The oil Sunoco had to buy for the Philadelphia refineries was light sweet crude. By design, the engineers and managers at Atlantic Richfield and Chevron refineries decided the feedstock for the old refineries that Sunoco bought. The twin refineries in Philadelphia processed light sweet crude, delivered by tankers, into gasoline, diesel, jet fuel and many other hydrocarbons. A design decades old, this refinery needed oil delivered by tanker.
So how does Sonoco get the oil to feed the Philadelphia refinery complex?
Remember the history of the company.
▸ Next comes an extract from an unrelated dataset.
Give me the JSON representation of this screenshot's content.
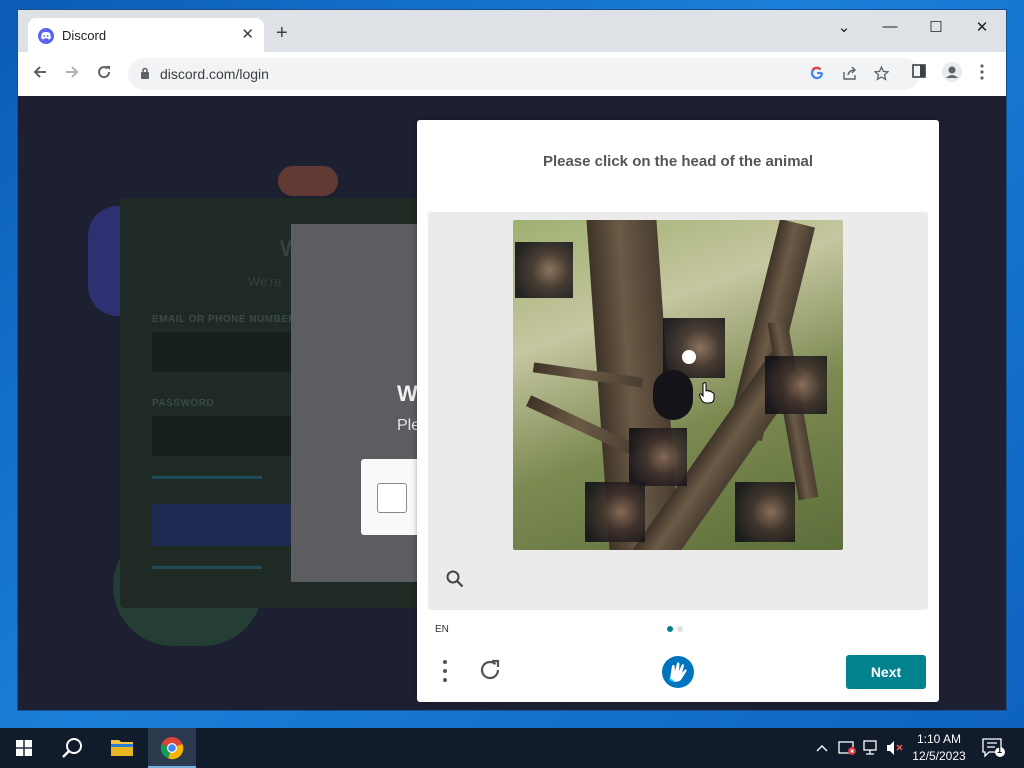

Sun Oil built Marcus Hook on the banks of the Delaware River, feeding a crude oil from the tankers that the Sun Shipbuilding and Drydock Company built in Chester, Pennsylvania. That is how the refineries in Philadelphia and Marcus Hook got their crude.
Transportation is part of any supply chain story. Just as sourcing, pricing, manufacturing and storage are part of the supply chain story. The availability of alternate feedstock into any process is the concern of the supply chain manager. The more locked-in the supply chain is to a specific source or specific transport method, the more vulnerable the enterprise becomes.
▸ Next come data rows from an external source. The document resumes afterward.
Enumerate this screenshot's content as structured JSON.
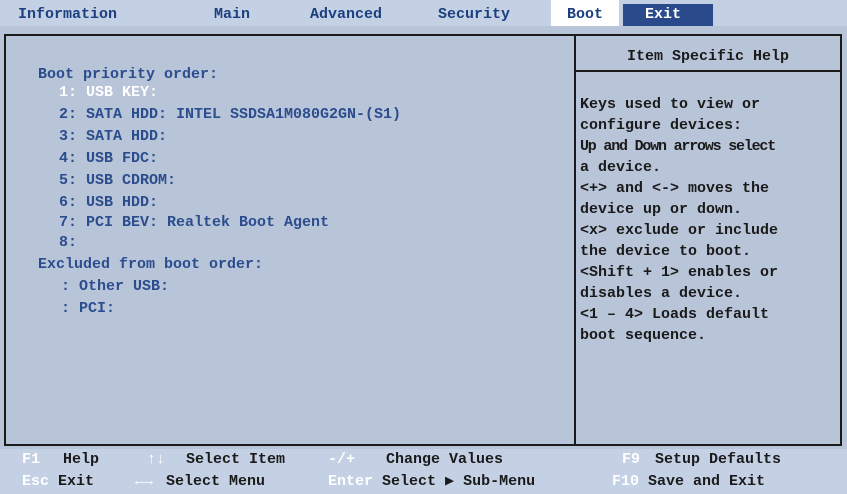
{
  "menu": {
    "tabs": [
      {
        "label": "Information"
      },
      {
        "label": "Main"
      },
      {
        "label": "Advanced"
      },
      {
        "label": "Security"
      },
      {
        "label": "Boot"
      },
      {
        "label": "Exit"
      }
    ],
    "active_tab": "Boot"
  },
  "boot": {
    "priority_heading": "Boot priority order:",
    "priority_items": [
      {
        "label": "1: USB KEY:",
        "selected": true
      },
      {
        "label": "2: SATA HDD: INTEL SSDSA1M080G2GN-(S1)"
      },
      {
        "label": "3: SATA HDD:"
      },
      {
        "label": "4: USB FDC:"
      },
      {
        "label": "5: USB CDROM:"
      },
      {
        "label": "6: USB HDD:"
      },
      {
        "label": "7: PCI BEV: Realtek Boot Agent"
      },
      {
        "label": "8:"
      }
    ],
    "excluded_heading": "Excluded from boot order:",
    "excluded_items": [
      {
        "label": ": Other USB:"
      },
      {
        "label": ": PCI:"
      }
    ]
  },
  "help": {
    "title": "Item Specific Help",
    "lines": [
      "Keys used to view or",
      "configure devices:",
      "Up and Down arrows select",
      "a device.",
      "<+> and <-> moves the",
      "device up or down.",
      "<x> exclude or include",
      "the device to boot.",
      "<Shift + 1> enables or",
      "disables a device.",
      "<1 – 4> Loads default",
      "boot sequence."
    ]
  },
  "keys": {
    "row1": [
      {
        "key": "F1",
        "desc": "Help"
      },
      {
        "key": "↑↓",
        "desc": "Select Item"
      },
      {
        "key": "-/+",
        "desc": "Change Values"
      },
      {
        "key": "F9",
        "desc": "Setup Defaults"
      }
    ],
    "row2": [
      {
        "key": "Esc",
        "desc": "Exit"
      },
      {
        "key": "←→",
        "desc": "Select Menu"
      },
      {
        "key": "Enter",
        "desc": "Select ▶ Sub-Menu"
      },
      {
        "key": "F10",
        "desc": "Save and Exit"
      }
    ]
  },
  "colors": {
    "background": "#b8c4d8",
    "menubar": "#c4d0e4",
    "text_blue": "#2b4d8e",
    "selected_text": "#ffffff",
    "frame": "#1a1a1a"
  }
}
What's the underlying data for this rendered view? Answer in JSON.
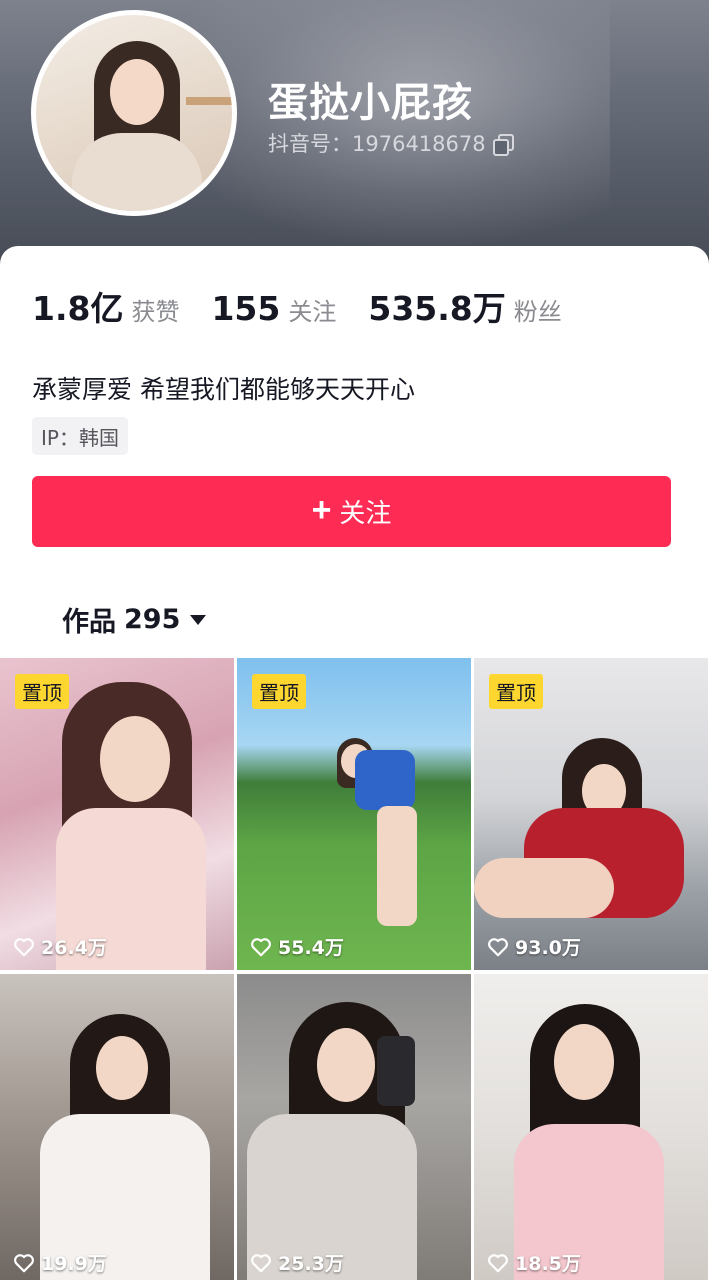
{
  "profile": {
    "nickname": "蛋挞小屁孩",
    "douyin_id": "抖音号：1976418678"
  },
  "stats": [
    {
      "value": "1.8亿",
      "label": "获赞"
    },
    {
      "value": "155",
      "label": "关注"
    },
    {
      "value": "535.8万",
      "label": "粉丝"
    }
  ],
  "bio": "承蒙厚爱 希望我们都能够天天开心",
  "ip": "IP：韩国",
  "follow_button": {
    "label": "关注"
  },
  "works_tab": {
    "label": "作品",
    "count": "295"
  },
  "videos": [
    {
      "likes": "26.4万",
      "pinned_label": "置顶"
    },
    {
      "likes": "55.4万",
      "pinned_label": "置顶"
    },
    {
      "likes": "93.0万",
      "pinned_label": "置顶"
    },
    {
      "likes": "19.9万"
    },
    {
      "likes": "25.3万"
    },
    {
      "likes": "18.5万"
    }
  ],
  "colors": {
    "accent": "#fe2c55",
    "pin": "#fdd630"
  }
}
Where does light sweet crude come from? The North Sea, Nigeria, West Texas, and North Dakota. The light reference comes from the specific gravity of the oil, about .830. The sweet from the sulfur content, which for West Texas Intermediate (WTI) is 0.24% and for Brent crude is 0.37%.
Light sweet crudes are the barometers used in oil prices. WTI trades on the New York Mercantile Exchange. Brent (aka LCO) trades on the Intercontinental Exchange (ICE).
Refineries in the mid-west and the gulf get access to WTI via the massive terminals at Cushing, Oklahoma. The oils flow into the terminals in Cushing and flow out on a huge pipeline system. However, the pipelines that carry crude oil don’t reach up to Philadelphia. Even as Sunoco Logistics has an extensive network of pipelines around Cushing, the only mainline crude pipeline it controls leads to Toledo, Ohio.
Sunoco’s refineries, and every other Delaware River refinery, had the same logistical constraint. They could only take inbound tankers.
Our next report focuses on how to ship crude oil – via ships, trains, pipelines and trucks.